The New Jersey Appellate Court recently looked at a case where an employee voluntarily left her job at a law firm. Her position was “legal secretary” when she resigned by email saying that she could not “do what [was] required of [her] at [the] job.” She claimed that she was under a lot of deadlines which required her to work faster and “rush around.” She also testified at an unemployment hearing that while she was working in the attic of the law office and using the copy machine under the stairs, she was always hitting her head and tripping over wires. She also pointed to the car wash next door having odors that affected her health. She also said that the work environment aggravated her preexisting injuries. The secretary believed that these factors all demonstrated that there was good cause for her leaving her job at the firm.
But the court disagreed. It found that she resigned without good cause because she did not reasonably discuss these issues with the firm. If she had brought them up and given her employer a chance to fix them, there may have been good cause if they did not. The employee also never provide evidence of her medical condition, or her claim that the environment “adversely affected” her health.
Getting unemployment compensation for quitting a job can be uphill battle, because you must prove that you had good cause. That includes complaining about the problem, preferably in writing. If you have questions about your specific situation, you should contact an attorney.

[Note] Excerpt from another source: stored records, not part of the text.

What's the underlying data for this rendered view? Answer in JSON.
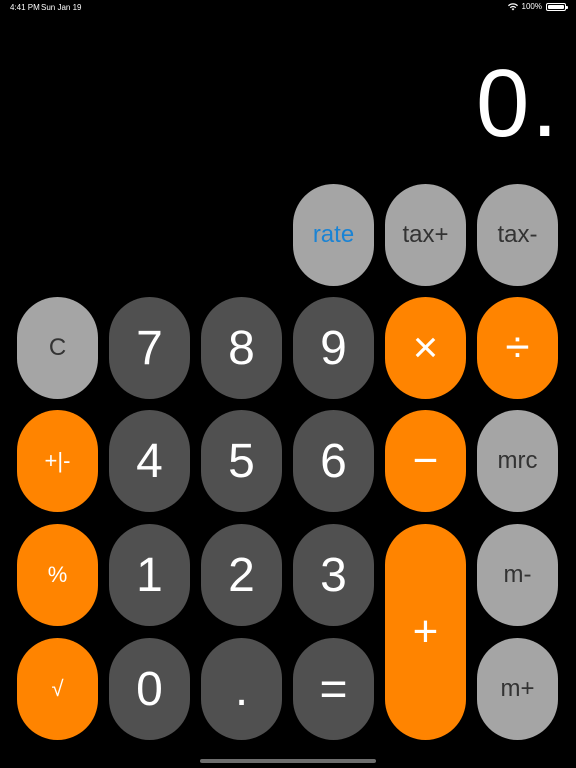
{
  "status_bar": {
    "time": "4:41 PM",
    "date": "Sun Jan 19",
    "battery": "100%",
    "icons": [
      "wifi-icon",
      "battery-icon"
    ]
  },
  "display": {
    "value": "0."
  },
  "keys": {
    "rate": "rate",
    "tax_plus": "tax+",
    "tax_minus": "tax-",
    "clear": "C",
    "seven": "7",
    "eight": "8",
    "nine": "9",
    "multiply": "×",
    "divide": "÷",
    "plus_minus": "+|-",
    "four": "4",
    "five": "5",
    "six": "6",
    "minus": "−",
    "mrc": "mrc",
    "percent": "%",
    "one": "1",
    "two": "2",
    "three": "3",
    "plus": "+",
    "m_minus": "m-",
    "sqrt": "√",
    "zero": "0",
    "decimal": ".",
    "equals": "=",
    "m_plus": "m+"
  },
  "colors": {
    "background": "#000000",
    "dark_key": "#505050",
    "light_key": "#a5a5a5",
    "orange_key": "#ff8400",
    "rate_text": "#1a83d4"
  }
}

Angela Yu is a New Jersey and New York attorney with a multifaceted practice area focusing in corporate, real estate and general contract law. She uses her interest in real life application of the law to author articles and other scholarship on a broad range of cutting-edge legal and business topics. Ms. Yu is a published legal author and holds a J.D. and M.B.A. from Rutgers School of Law and Rutgers Business School. Neither she nor Mike Farhi provides legal advice on this website. This blog post and any blog posts do not constitute legal advice.